> _Activity_:
Would you please copy the entries exactly, leaving every picture aside?
=== Section Start ===
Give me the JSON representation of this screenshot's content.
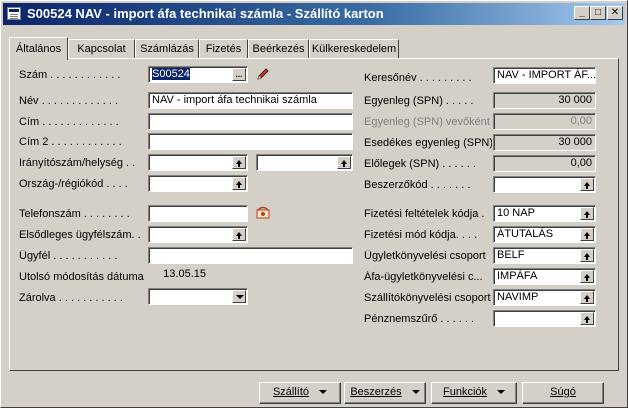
{
  "window": {
    "title": "S00524 NAV - import áfa technikai számla - Szállító karton"
  },
  "tabs": [
    "Általános",
    "Kapcsolat",
    "Számlázás",
    "Fizetés",
    "Beérkezés",
    "Külkereskedelem"
  ],
  "left": {
    "szam": {
      "label": "Szám . . . . . . . . . . . .",
      "value": "S00524"
    },
    "nev": {
      "label": "Név . . . . . . . . . . . . .",
      "value": "NAV - import áfa technikai számla"
    },
    "cim": {
      "label": "Cím . . . . . . . . . . . . .",
      "value": ""
    },
    "cim2": {
      "label": "Cím 2 . . . . . . . . . . . .",
      "value": ""
    },
    "irsz": {
      "label": "Irányítószám/helység . .",
      "value": "",
      "value2": ""
    },
    "orszag": {
      "label": "Ország-/régiókód . . . .",
      "value": ""
    },
    "telefon": {
      "label": "Telefonszám . . . . . . . .",
      "value": ""
    },
    "elsodleges": {
      "label": "Elsődleges ügyfélszám. .",
      "value": ""
    },
    "ugyfel": {
      "label": "Ügyfél . . . . . . . . . . .",
      "value": ""
    },
    "utolso": {
      "label": "Utolsó módosítás dátuma",
      "value": "13.05.15"
    },
    "zarolva": {
      "label": "Zárolva . . . . . . . . . . .",
      "value": ""
    }
  },
  "right": {
    "keresonev": {
      "label": "Keresőnév . . . . . . . . .",
      "value": "NAV - IMPORT ÁF..."
    },
    "egyenleg": {
      "label": "Egyenleg (SPN) . . . . .",
      "value": "30 000"
    },
    "egyenleg_vevo": {
      "label": "Egyenleg (SPN) vevőként",
      "value": "0,00"
    },
    "esedekes": {
      "label": "Esedékes egyenleg (SPN)",
      "value": "30 000"
    },
    "elolegek": {
      "label": "Előlegek (SPN) . . . . . .",
      "value": "0,00"
    },
    "beszerzokod": {
      "label": "Beszerzőkód . . . . . . .",
      "value": ""
    },
    "fiz_felt": {
      "label": "Fizetési feltételek kódja .",
      "value": "10 NAP"
    },
    "fiz_mod": {
      "label": "Fizetési mód kódja. . . .",
      "value": "ÁTUTALÁS"
    },
    "ugyletkonyv": {
      "label": "Ügyletkönyvelési csoport",
      "value": "BELF"
    },
    "afa_ugylet": {
      "label": "Áfa-ügyletkönyvelési c...",
      "value": "IMPÁFA"
    },
    "szallito_konyv": {
      "label": "Szállítókönyvelési csoport",
      "value": "NAVIMP"
    },
    "penznem": {
      "label": "Pénznemszűrő . . . . . .",
      "value": ""
    }
  },
  "buttons": {
    "szallito": "Szállító",
    "beszerzes": "Beszerzés",
    "funkciok": "Funkciók",
    "sugo": "Súgó"
  },
  "icons": [
    "app-icon",
    "minimize-icon",
    "maximize-icon",
    "close-icon",
    "edit-pencil-icon",
    "phone-dial-icon"
  ]
}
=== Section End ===
> _Solved exercise_:
Give me the JSON representation of this screenshot's content.
{
  "window": {
    "title": "S00524 NAV - import áfa technikai számla - Szállító karton"
  },
  "tabs": [
    "Általános",
    "Kapcsolat",
    "Számlázás",
    "Fizetés",
    "Beérkezés",
    "Külkereskedelem"
  ],
  "left": {
    "szam": {
      "label": "Szám . . . . . . . . . . . .",
      "value": "S00524"
    },
    "nev": {
      "label": "Név . . . . . . . . . . . . .",
      "value": "NAV - import áfa technikai számla"
    },
    "cim": {
      "label": "Cím . . . . . . . . . . . . .",
      "value": ""
    },
    "cim2": {
      "label": "Cím 2 . . . . . . . . . . . .",
      "value": ""
    },
    "irsz": {
      "label": "Irányítószám/helység . .",
      "value": "",
      "value2": ""
    },
    "orszag": {
      "label": "Ország-/régiókód . . . .",
      "value": ""
    },
    "telefon": {
      "label": "Telefonszám . . . . . . . .",
      "value": ""
    },
    "elsodleges": {
      "label": "Elsődleges ügyfélszám. .",
      "value": ""
    },
    "ugyfel": {
      "label": "Ügyfél . . . . . . . . . . .",
      "value": ""
    },
    "utolso": {
      "label": "Utolsó módosítás dátuma",
      "value": "13.05.15"
    },
    "zarolva": {
      "label": "Zárolva . . . . . . . . . . .",
      "value": ""
    }
  },
  "right": {
    "keresonev": {
      "label": "Keresőnév . . . . . . . . .",
      "value": "NAV - IMPORT ÁF..."
    },
    "egyenleg": {
      "label": "Egyenleg (SPN) . . . . .",
      "value": "30 000"
    },
    "egyenleg_vevo": {
      "label": "Egyenleg (SPN) vevőként",
      "value": "0,00"
    },
    "esedekes": {
      "label": "Esedékes egyenleg (SPN)",
      "value": "30 000"
    },
    "elolegek": {
      "label": "Előlegek (SPN) . . . . . .",
      "value": "0,00"
    },
    "beszerzokod": {
      "label": "Beszerzőkód . . . . . . .",
      "value": ""
    },
    "fiz_felt": {
      "label": "Fizetési feltételek kódja .",
      "value": "10 NAP"
    },
    "fiz_mod": {
      "label": "Fizetési mód kódja. . . .",
      "value": "ÁTUTALÁS"
    },
    "ugyletkonyv": {
      "label": "Ügyletkönyvelési csoport",
      "value": "BELF"
    },
    "afa_ugylet": {
      "label": "Áfa-ügyletkönyvelési c...",
      "value": "IMPÁFA"
    },
    "szallito_konyv": {
      "label": "Szállítókönyvelési csoport",
      "value": "NAVIMP"
    },
    "penznem": {
      "label": "Pénznemszűrő . . . . . .",
      "value": ""
    }
  },
  "buttons": {
    "szallito": "Szállító",
    "beszerzes": "Beszerzés",
    "funkciok": "Funkciók",
    "sugo": "Súgó"
  },
  "icons": [
    "app-icon",
    "minimize-icon",
    "maximize-icon",
    "close-icon",
    "edit-pencil-icon",
    "phone-dial-icon"
  ]
}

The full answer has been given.